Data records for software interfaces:
○ ○ ○ ○ ○ ○ ○

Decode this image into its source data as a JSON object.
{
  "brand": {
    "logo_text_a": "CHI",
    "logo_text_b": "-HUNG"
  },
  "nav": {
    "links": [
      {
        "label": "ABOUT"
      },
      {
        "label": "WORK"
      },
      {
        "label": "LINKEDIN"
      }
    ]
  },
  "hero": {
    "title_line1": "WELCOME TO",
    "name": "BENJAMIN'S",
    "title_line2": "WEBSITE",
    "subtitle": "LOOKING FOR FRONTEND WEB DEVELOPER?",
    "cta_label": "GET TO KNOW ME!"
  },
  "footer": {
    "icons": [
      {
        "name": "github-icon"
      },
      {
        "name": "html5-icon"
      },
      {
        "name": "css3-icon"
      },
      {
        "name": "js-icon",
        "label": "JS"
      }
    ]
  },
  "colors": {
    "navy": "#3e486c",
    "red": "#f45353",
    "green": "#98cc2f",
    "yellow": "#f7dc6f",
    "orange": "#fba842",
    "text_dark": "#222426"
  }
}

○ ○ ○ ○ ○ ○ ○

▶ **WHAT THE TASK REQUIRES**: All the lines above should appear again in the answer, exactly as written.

▶ **ANSWER SECTION**:
Decode this image into its source data as a JSON object.
{
  "brand": {
    "logo_text_a": "CHI",
    "logo_text_b": "-HUNG"
  },
  "nav": {
    "links": [
      {
        "label": "ABOUT"
      },
      {
        "label": "WORK"
      },
      {
        "label": "LINKEDIN"
      }
    ]
  },
  "hero": {
    "title_line1": "WELCOME TO",
    "name": "BENJAMIN'S",
    "title_line2": "WEBSITE",
    "subtitle": "LOOKING FOR FRONTEND WEB DEVELOPER?",
    "cta_label": "GET TO KNOW ME!"
  },
  "footer": {
    "icons": [
      {
        "name": "github-icon"
      },
      {
        "name": "html5-icon"
      },
      {
        "name": "css3-icon"
      },
      {
        "name": "js-icon",
        "label": "JS"
      }
    ]
  },
  "colors": {
    "navy": "#3e486c",
    "red": "#f45353",
    "green": "#98cc2f",
    "yellow": "#f7dc6f",
    "orange": "#fba842",
    "text_dark": "#222426"
  }
}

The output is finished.